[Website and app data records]
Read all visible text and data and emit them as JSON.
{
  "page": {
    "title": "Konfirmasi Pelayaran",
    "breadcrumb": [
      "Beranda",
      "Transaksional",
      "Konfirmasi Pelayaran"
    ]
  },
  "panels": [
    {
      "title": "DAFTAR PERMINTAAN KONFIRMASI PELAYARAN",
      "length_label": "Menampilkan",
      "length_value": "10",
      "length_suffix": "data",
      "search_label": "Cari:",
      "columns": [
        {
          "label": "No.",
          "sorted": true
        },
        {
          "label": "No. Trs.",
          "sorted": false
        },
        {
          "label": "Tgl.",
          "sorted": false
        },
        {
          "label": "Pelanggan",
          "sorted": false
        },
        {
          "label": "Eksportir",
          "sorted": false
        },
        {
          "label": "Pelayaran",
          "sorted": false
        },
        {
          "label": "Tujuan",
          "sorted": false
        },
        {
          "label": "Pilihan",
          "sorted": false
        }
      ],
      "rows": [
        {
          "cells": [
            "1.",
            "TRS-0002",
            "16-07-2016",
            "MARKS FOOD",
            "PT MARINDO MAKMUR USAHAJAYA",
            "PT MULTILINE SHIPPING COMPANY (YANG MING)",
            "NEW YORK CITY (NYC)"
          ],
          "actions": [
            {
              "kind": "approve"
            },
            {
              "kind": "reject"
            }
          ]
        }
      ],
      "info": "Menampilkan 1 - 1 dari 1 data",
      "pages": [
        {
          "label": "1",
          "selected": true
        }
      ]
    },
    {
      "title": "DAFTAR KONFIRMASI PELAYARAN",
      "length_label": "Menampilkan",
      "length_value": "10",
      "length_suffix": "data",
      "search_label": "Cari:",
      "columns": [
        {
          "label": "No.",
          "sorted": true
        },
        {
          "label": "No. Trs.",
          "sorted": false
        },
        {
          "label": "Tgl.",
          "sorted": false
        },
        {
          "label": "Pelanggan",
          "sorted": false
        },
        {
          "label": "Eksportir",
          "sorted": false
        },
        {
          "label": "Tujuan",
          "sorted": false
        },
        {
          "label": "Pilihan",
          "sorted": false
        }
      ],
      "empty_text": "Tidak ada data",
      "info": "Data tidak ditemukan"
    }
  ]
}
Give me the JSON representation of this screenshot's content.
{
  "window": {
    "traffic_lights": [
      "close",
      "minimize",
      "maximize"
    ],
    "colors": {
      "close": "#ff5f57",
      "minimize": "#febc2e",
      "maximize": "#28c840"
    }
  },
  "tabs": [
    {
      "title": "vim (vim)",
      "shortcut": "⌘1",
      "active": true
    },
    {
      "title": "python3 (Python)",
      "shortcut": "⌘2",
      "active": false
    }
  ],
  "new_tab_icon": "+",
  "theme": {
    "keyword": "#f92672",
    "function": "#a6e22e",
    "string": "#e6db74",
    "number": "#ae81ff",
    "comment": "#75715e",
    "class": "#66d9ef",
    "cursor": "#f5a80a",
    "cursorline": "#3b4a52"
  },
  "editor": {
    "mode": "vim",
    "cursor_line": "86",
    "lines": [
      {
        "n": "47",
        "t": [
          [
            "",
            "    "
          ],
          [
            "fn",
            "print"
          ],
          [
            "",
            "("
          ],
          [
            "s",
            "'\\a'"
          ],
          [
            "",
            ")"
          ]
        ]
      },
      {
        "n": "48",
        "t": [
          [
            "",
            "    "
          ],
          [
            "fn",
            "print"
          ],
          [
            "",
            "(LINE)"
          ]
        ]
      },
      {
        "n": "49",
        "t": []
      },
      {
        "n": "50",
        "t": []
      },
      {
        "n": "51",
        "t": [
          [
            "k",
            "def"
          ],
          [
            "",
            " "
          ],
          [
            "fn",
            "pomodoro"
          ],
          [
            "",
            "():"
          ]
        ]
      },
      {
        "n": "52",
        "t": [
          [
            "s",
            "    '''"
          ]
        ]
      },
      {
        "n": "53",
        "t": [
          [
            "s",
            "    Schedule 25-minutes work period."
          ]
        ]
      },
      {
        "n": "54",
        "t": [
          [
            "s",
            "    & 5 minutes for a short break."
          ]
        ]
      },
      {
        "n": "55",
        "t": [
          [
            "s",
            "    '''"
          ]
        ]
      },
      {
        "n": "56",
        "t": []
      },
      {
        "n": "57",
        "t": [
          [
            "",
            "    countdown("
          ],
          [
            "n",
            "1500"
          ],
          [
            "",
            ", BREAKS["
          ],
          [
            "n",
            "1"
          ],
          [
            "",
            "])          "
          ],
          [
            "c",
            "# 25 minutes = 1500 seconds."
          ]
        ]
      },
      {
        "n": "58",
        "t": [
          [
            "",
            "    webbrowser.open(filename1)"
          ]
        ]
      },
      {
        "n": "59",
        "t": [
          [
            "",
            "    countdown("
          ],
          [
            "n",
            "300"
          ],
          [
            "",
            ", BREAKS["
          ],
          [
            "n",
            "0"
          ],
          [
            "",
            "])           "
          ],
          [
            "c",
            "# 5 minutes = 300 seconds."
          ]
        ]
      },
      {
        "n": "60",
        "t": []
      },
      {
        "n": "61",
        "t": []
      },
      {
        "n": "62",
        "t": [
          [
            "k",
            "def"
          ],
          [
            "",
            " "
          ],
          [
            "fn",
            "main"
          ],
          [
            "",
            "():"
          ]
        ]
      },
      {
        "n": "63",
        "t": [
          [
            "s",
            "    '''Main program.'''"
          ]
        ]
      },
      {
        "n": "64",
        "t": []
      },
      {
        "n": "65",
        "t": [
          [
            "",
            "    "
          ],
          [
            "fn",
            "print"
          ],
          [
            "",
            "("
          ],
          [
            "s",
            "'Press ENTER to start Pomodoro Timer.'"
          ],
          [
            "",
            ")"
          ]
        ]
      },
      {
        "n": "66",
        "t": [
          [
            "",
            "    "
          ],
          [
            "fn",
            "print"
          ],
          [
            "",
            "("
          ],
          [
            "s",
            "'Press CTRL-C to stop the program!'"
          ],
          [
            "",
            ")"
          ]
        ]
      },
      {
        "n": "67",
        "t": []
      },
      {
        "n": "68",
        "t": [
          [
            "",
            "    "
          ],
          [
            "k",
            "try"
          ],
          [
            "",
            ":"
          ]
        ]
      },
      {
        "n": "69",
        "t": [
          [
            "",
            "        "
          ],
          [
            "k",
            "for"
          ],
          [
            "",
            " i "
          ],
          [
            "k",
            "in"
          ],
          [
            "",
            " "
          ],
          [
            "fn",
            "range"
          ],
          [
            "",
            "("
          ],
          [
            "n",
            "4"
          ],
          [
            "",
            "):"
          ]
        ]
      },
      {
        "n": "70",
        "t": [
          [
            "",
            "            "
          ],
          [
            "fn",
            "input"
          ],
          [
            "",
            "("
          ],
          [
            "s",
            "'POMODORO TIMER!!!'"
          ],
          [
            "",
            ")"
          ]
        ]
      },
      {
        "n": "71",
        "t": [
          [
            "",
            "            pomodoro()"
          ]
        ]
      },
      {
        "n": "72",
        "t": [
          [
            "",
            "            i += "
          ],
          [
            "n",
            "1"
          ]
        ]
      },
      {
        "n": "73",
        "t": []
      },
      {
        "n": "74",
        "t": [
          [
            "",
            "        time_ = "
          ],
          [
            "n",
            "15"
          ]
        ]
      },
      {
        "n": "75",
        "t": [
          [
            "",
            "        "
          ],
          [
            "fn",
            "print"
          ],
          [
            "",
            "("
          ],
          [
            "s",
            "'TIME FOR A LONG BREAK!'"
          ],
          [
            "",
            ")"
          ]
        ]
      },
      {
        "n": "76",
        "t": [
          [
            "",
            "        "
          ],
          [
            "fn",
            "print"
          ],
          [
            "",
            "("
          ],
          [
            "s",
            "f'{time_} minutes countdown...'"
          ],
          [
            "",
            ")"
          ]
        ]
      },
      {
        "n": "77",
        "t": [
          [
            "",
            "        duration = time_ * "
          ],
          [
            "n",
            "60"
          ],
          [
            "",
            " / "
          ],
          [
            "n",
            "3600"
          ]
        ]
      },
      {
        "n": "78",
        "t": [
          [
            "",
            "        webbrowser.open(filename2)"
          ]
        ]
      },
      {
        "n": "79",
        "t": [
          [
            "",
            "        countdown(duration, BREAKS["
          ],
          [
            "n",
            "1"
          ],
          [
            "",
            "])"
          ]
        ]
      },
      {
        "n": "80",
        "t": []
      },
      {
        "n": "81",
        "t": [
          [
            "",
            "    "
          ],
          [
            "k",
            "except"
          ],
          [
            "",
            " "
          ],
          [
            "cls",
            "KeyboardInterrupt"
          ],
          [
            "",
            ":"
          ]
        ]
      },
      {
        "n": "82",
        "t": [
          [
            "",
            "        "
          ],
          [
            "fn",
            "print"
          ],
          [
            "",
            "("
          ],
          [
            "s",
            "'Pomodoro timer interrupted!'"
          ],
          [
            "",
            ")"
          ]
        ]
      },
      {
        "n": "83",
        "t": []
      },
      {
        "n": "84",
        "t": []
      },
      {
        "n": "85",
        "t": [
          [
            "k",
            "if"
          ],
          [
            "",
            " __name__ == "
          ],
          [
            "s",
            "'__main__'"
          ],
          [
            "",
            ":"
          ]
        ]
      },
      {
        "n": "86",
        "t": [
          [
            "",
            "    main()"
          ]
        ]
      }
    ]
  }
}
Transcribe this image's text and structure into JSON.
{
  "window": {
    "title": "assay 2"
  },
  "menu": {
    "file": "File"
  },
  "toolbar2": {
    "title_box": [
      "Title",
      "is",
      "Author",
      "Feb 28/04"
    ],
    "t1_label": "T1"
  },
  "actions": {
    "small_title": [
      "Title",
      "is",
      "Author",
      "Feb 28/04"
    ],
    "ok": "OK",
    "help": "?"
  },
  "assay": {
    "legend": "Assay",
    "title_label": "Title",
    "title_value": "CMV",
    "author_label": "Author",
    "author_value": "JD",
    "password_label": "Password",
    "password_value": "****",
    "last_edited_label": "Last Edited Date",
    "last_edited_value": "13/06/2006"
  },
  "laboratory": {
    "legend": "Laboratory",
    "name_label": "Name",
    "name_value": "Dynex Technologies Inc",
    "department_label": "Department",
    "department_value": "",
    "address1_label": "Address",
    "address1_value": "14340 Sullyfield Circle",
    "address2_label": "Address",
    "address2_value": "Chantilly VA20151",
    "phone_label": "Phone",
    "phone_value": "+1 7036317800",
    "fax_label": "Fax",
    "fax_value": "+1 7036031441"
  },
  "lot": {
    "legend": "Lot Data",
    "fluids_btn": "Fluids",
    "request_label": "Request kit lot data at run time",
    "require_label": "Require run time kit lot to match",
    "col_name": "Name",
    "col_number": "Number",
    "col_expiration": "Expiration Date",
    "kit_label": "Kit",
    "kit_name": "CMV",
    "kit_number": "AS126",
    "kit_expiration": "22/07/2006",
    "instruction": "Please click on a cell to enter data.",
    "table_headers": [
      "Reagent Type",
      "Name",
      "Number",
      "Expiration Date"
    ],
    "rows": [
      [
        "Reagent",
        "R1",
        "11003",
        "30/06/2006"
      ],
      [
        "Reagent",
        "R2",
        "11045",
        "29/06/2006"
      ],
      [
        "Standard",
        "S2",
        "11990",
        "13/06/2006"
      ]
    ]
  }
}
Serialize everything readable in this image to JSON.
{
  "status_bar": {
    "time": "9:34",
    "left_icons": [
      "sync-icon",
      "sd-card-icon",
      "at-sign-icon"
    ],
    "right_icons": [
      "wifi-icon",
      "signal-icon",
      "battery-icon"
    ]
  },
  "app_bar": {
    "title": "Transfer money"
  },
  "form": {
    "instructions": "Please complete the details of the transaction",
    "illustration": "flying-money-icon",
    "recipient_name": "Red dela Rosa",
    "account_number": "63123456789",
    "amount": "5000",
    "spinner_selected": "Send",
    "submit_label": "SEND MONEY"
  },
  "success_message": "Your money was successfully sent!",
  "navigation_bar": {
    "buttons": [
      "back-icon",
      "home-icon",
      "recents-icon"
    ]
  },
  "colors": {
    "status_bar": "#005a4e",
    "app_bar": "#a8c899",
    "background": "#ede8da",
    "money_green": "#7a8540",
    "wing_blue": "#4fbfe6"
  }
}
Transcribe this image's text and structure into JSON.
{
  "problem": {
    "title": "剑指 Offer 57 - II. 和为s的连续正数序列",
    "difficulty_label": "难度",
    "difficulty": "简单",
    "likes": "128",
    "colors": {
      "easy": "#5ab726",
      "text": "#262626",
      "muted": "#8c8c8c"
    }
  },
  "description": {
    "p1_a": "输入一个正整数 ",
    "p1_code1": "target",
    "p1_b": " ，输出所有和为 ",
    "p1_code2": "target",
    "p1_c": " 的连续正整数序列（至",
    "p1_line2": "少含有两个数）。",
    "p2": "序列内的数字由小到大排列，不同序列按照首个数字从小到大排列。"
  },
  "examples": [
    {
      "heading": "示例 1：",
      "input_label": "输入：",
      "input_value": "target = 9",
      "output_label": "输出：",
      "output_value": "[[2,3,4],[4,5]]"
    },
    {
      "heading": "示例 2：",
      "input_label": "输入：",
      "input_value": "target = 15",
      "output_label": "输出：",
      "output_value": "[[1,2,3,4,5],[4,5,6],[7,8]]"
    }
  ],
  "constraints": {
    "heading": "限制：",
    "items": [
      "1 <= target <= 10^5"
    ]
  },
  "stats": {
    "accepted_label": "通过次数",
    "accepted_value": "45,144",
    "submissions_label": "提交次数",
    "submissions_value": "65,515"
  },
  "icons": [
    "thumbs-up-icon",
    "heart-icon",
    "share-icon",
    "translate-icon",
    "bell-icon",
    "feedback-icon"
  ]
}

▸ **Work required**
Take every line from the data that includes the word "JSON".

▸ **Completed task**
Read all visible text and data and emit them as JSON.
Give me the JSON representation of this screenshot's content.
Transcribe this image's text and structure into JSON.
Serialize everything readable in this image to JSON.
Transcribe this image's text and structure into JSON.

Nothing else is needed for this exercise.